━━━━━ STORED DATA ━━━━━

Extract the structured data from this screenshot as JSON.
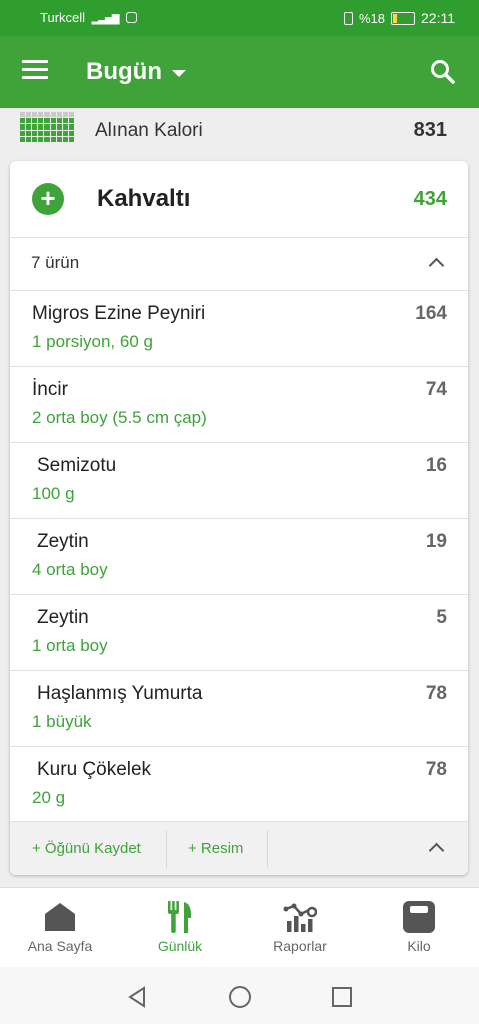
{
  "status": {
    "carrier": "Turkcell",
    "battery": "%18",
    "battery_fraction": 0.18,
    "time": "22:11"
  },
  "appbar": {
    "title": "Bugün"
  },
  "calories": {
    "label": "Alınan Kalori",
    "value": "831"
  },
  "meal": {
    "name": "Kahvaltı",
    "calories": "434",
    "count_label": "7 ürün",
    "items": [
      {
        "name": "Migros Ezine Peyniri",
        "portion": "1 porsiyon, 60 g",
        "kcal": "164"
      },
      {
        "name": "İncir",
        "portion": "2 orta boy (5.5 cm çap)",
        "kcal": "74"
      },
      {
        "name": "Semizotu",
        "portion": "100 g",
        "kcal": "16"
      },
      {
        "name": "Zeytin",
        "portion": "4 orta boy",
        "kcal": "19"
      },
      {
        "name": "Zeytin",
        "portion": "1 orta boy",
        "kcal": "5"
      },
      {
        "name": "Haşlanmış Yumurta",
        "portion": "1 büyük",
        "kcal": "78"
      },
      {
        "name": "Kuru Çökelek",
        "portion": "20 g",
        "kcal": "78"
      }
    ],
    "save_label": "+ Öğünü Kaydet",
    "photo_label": "+ Resim"
  },
  "nav": {
    "tabs": [
      {
        "label": "Ana Sayfa",
        "icon": "home-icon"
      },
      {
        "label": "Günlük",
        "icon": "fork-knife-icon"
      },
      {
        "label": "Raporlar",
        "icon": "reports-icon"
      },
      {
        "label": "Kilo",
        "icon": "scale-icon"
      }
    ],
    "active": "Günlük"
  },
  "colors": {
    "primary": "#3fa33a",
    "statusbar": "#2f9e2f"
  }
}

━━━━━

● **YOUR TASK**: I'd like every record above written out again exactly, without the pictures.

● **WORKED SOLUTION**:
Extract the structured data from this screenshot as JSON.
{
  "status": {
    "carrier": "Turkcell",
    "battery": "%18",
    "battery_fraction": 0.18,
    "time": "22:11"
  },
  "appbar": {
    "title": "Bugün"
  },
  "calories": {
    "label": "Alınan Kalori",
    "value": "831"
  },
  "meal": {
    "name": "Kahvaltı",
    "calories": "434",
    "count_label": "7 ürün",
    "items": [
      {
        "name": "Migros Ezine Peyniri",
        "portion": "1 porsiyon, 60 g",
        "kcal": "164"
      },
      {
        "name": "İncir",
        "portion": "2 orta boy (5.5 cm çap)",
        "kcal": "74"
      },
      {
        "name": "Semizotu",
        "portion": "100 g",
        "kcal": "16"
      },
      {
        "name": "Zeytin",
        "portion": "4 orta boy",
        "kcal": "19"
      },
      {
        "name": "Zeytin",
        "portion": "1 orta boy",
        "kcal": "5"
      },
      {
        "name": "Haşlanmış Yumurta",
        "portion": "1 büyük",
        "kcal": "78"
      },
      {
        "name": "Kuru Çökelek",
        "portion": "20 g",
        "kcal": "78"
      }
    ],
    "save_label": "+ Öğünü Kaydet",
    "photo_label": "+ Resim"
  },
  "nav": {
    "tabs": [
      {
        "label": "Ana Sayfa",
        "icon": "home-icon"
      },
      {
        "label": "Günlük",
        "icon": "fork-knife-icon"
      },
      {
        "label": "Raporlar",
        "icon": "reports-icon"
      },
      {
        "label": "Kilo",
        "icon": "scale-icon"
      }
    ],
    "active": "Günlük"
  },
  "colors": {
    "primary": "#3fa33a",
    "statusbar": "#2f9e2f"
  }
}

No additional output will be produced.